INPUT:
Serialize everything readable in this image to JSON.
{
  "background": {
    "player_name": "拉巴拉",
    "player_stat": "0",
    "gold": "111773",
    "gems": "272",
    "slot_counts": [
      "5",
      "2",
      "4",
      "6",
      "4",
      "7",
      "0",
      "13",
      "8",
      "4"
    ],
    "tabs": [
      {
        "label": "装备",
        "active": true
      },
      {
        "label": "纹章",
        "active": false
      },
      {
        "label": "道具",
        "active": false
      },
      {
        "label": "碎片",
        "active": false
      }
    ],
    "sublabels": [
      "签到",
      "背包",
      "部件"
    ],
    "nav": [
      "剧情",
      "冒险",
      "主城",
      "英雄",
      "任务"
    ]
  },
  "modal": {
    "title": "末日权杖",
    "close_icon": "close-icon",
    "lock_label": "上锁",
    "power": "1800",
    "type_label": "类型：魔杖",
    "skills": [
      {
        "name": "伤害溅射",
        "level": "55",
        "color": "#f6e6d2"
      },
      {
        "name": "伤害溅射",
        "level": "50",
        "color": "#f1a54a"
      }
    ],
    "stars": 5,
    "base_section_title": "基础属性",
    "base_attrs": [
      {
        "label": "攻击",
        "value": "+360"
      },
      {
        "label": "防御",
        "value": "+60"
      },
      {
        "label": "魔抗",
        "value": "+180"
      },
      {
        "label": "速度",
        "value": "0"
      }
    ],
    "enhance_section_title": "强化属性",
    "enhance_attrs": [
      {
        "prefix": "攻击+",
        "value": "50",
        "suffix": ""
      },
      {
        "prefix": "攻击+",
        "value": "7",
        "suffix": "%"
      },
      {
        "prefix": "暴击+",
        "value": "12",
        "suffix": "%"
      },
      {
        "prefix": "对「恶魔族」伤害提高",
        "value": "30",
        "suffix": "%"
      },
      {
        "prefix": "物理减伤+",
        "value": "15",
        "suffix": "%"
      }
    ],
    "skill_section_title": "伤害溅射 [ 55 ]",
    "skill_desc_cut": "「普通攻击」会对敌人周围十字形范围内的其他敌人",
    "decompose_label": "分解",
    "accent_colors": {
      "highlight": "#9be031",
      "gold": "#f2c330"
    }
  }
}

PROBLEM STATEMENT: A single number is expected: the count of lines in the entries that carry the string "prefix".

FINISHED TASK: 5